Exercise:
Count the lines in the entries that contain the string "SEARCHABLE". State nothing but the number.

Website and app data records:
┌──
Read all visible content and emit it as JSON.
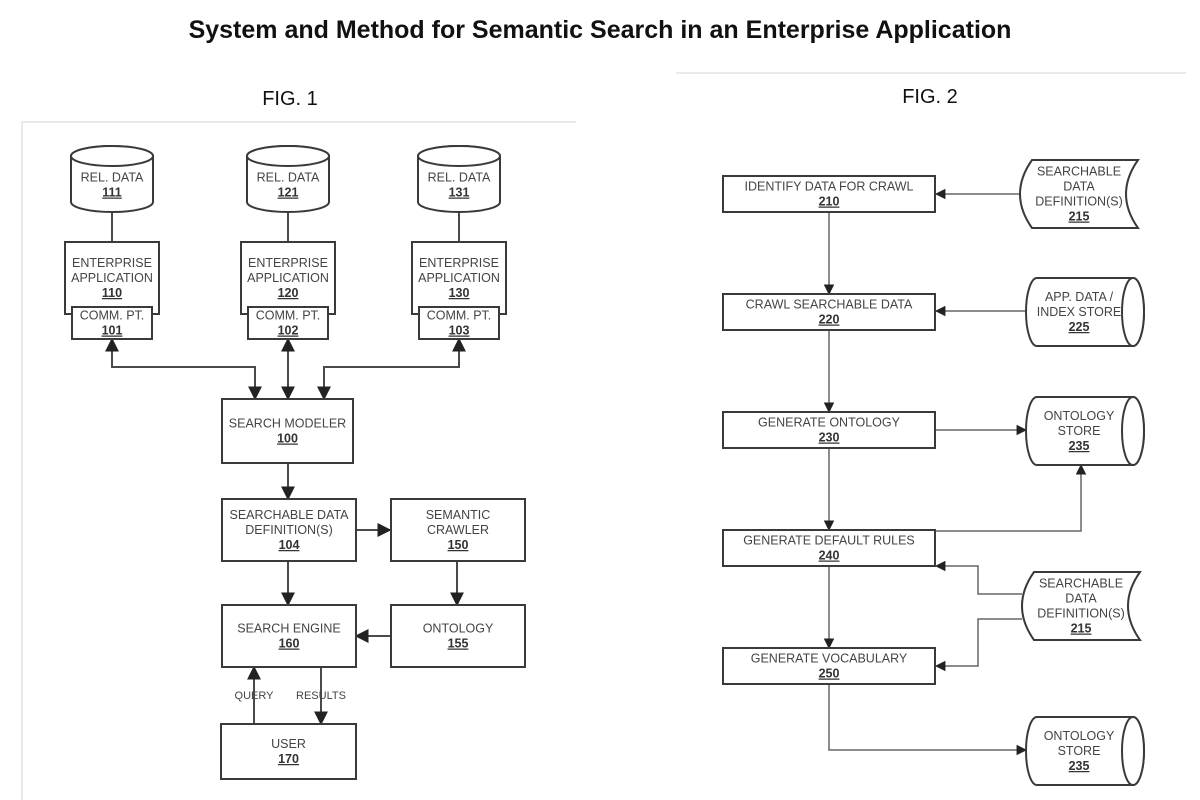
{
  "title": "System and Method for Semantic Search in an Enterprise Application",
  "fig1": {
    "label": "FIG. 1",
    "nodes": {
      "db111": {
        "lines": [
          "REL. DATA"
        ],
        "num": "111"
      },
      "db121": {
        "lines": [
          "REL. DATA"
        ],
        "num": "121"
      },
      "db131": {
        "lines": [
          "REL. DATA"
        ],
        "num": "131"
      },
      "app110": {
        "lines": [
          "ENTERPRISE",
          "APPLICATION"
        ],
        "num": "110"
      },
      "app120": {
        "lines": [
          "ENTERPRISE",
          "APPLICATION"
        ],
        "num": "120"
      },
      "app130": {
        "lines": [
          "ENTERPRISE",
          "APPLICATION"
        ],
        "num": "130"
      },
      "cp101": {
        "lines": [
          "COMM. PT."
        ],
        "num": "101"
      },
      "cp102": {
        "lines": [
          "COMM. PT."
        ],
        "num": "102"
      },
      "cp103": {
        "lines": [
          "COMM. PT."
        ],
        "num": "103"
      },
      "sm100": {
        "lines": [
          "SEARCH MODELER"
        ],
        "num": "100"
      },
      "sdd104": {
        "lines": [
          "SEARCHABLE DATA",
          "DEFINITION(S)"
        ],
        "num": "104"
      },
      "sc150": {
        "lines": [
          "SEMANTIC",
          "CRAWLER"
        ],
        "num": "150"
      },
      "se160": {
        "lines": [
          "SEARCH ENGINE"
        ],
        "num": "160"
      },
      "on155": {
        "lines": [
          "ONTOLOGY"
        ],
        "num": "155"
      },
      "us170": {
        "lines": [
          "USER"
        ],
        "num": "170"
      }
    },
    "edge_labels": {
      "query": "QUERY",
      "results": "RESULTS"
    }
  },
  "fig2": {
    "label": "FIG. 2",
    "steps": {
      "s210": {
        "lines": [
          "IDENTIFY DATA FOR CRAWL"
        ],
        "num": "210"
      },
      "s220": {
        "lines": [
          "CRAWL SEARCHABLE DATA"
        ],
        "num": "220"
      },
      "s230": {
        "lines": [
          "GENERATE ONTOLOGY"
        ],
        "num": "230"
      },
      "s240": {
        "lines": [
          "GENERATE DEFAULT RULES"
        ],
        "num": "240"
      },
      "s250": {
        "lines": [
          "GENERATE VOCABULARY"
        ],
        "num": "250"
      }
    },
    "stores": {
      "d215a": {
        "lines": [
          "SEARCHABLE",
          "DATA",
          "DEFINITION(S)"
        ],
        "num": "215"
      },
      "d225": {
        "lines": [
          "APP. DATA /",
          "INDEX STORE"
        ],
        "num": "225"
      },
      "d235a": {
        "lines": [
          "ONTOLOGY",
          "STORE"
        ],
        "num": "235"
      },
      "d215b": {
        "lines": [
          "SEARCHABLE",
          "DATA",
          "DEFINITION(S)"
        ],
        "num": "215"
      },
      "d235b": {
        "lines": [
          "ONTOLOGY",
          "STORE"
        ],
        "num": "235"
      }
    }
  }
}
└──
Written response:
4